-- Exercise brief --
The lines to return are those below that contain the word "content".

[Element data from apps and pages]
————————

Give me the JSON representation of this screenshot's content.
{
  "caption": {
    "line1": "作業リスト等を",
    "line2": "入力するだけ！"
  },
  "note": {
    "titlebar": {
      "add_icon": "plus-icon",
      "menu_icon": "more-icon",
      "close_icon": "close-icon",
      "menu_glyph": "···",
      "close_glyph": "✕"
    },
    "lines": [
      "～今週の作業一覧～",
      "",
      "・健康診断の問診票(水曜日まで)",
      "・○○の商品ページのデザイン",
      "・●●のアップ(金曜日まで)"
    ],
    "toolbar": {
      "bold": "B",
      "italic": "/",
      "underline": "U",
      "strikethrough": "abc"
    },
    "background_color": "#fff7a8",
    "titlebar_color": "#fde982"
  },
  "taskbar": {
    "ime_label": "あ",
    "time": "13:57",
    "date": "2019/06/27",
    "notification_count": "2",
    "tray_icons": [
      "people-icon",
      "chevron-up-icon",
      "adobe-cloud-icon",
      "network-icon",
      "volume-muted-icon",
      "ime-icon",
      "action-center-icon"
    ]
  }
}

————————

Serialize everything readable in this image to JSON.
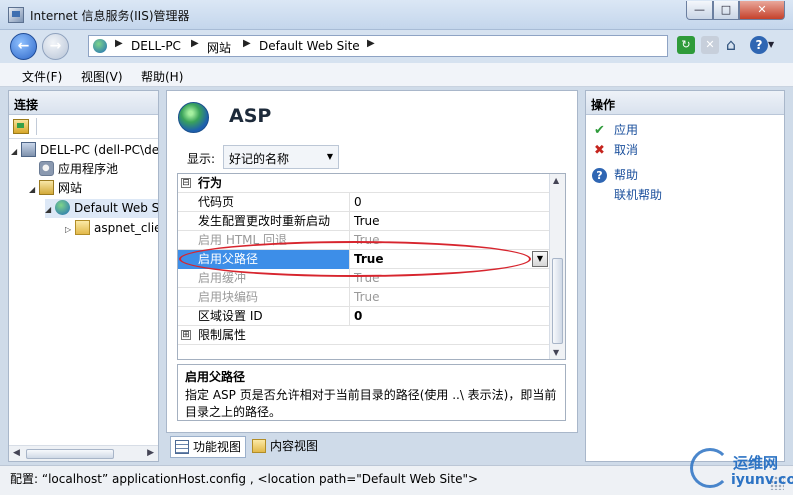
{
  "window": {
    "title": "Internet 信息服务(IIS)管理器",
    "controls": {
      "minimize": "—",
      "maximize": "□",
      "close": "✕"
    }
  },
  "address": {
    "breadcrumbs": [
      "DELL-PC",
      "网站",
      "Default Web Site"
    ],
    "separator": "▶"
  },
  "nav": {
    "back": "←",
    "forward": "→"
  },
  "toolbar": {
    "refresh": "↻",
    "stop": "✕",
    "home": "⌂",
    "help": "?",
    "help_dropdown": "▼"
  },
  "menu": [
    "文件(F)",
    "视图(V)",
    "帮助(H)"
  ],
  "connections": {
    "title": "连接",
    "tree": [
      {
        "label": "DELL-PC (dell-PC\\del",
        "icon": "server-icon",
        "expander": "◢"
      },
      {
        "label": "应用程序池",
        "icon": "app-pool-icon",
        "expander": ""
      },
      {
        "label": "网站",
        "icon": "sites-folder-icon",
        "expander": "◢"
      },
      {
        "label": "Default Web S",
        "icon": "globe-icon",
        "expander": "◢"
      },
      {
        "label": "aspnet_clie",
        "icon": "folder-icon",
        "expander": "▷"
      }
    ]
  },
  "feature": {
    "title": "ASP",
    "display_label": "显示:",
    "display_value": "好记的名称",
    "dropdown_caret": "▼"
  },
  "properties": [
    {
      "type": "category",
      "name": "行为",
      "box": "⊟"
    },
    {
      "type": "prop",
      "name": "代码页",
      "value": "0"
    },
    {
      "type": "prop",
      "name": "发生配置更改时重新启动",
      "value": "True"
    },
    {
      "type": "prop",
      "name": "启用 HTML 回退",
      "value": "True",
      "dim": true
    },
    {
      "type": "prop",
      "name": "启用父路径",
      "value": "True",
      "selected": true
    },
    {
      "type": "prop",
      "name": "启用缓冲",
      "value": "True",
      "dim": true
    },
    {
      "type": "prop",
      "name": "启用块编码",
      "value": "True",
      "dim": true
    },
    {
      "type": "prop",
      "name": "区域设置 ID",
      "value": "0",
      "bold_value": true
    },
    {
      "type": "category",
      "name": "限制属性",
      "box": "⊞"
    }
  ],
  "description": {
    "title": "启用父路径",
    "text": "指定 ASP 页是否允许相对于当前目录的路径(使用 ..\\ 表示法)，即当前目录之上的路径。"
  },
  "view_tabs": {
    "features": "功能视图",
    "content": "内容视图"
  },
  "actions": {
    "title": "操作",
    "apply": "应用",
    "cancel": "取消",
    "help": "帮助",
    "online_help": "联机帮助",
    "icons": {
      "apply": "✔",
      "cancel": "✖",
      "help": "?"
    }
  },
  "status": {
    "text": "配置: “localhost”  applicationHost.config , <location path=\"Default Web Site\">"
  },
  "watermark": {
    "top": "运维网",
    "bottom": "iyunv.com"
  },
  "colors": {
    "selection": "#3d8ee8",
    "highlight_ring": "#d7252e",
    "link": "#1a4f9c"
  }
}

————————

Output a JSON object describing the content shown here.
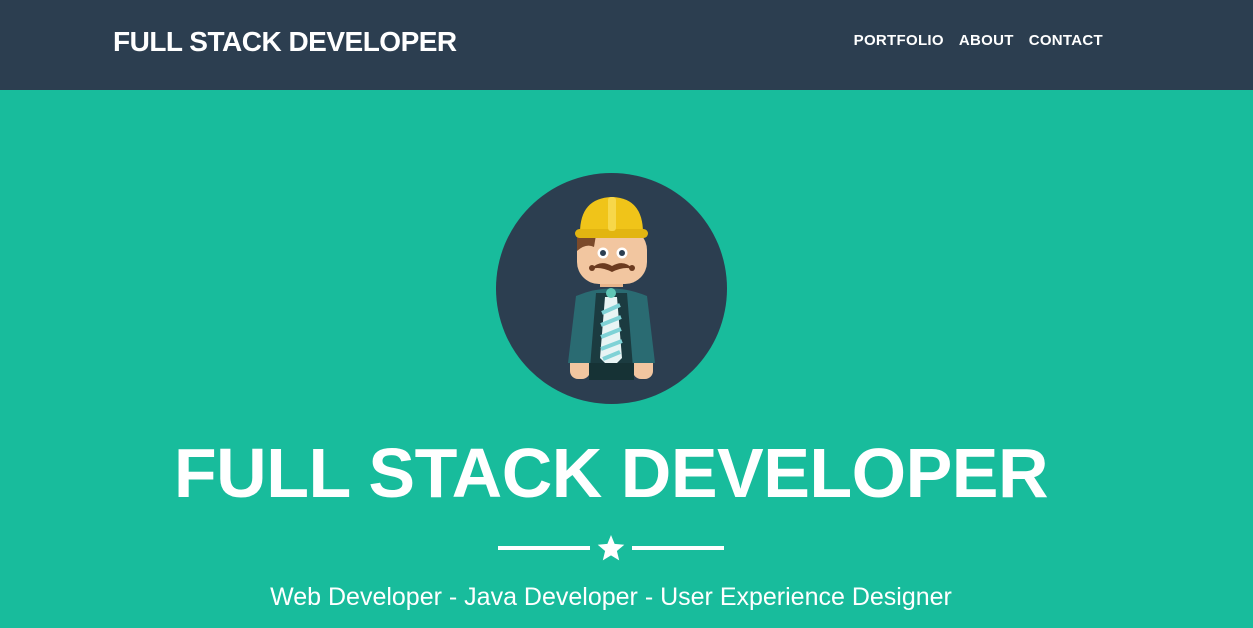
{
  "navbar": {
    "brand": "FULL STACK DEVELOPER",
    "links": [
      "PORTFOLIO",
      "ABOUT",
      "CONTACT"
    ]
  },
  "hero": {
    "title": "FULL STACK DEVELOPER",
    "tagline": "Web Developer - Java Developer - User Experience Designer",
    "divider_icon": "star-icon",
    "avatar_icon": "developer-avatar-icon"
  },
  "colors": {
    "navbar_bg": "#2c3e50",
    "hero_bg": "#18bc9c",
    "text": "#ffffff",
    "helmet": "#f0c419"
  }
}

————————

-- Output of the exercise --
Give me the JSON representation of this screenshot's content.
    "content": "内容视图"
Output a JSON object describing the content shown here.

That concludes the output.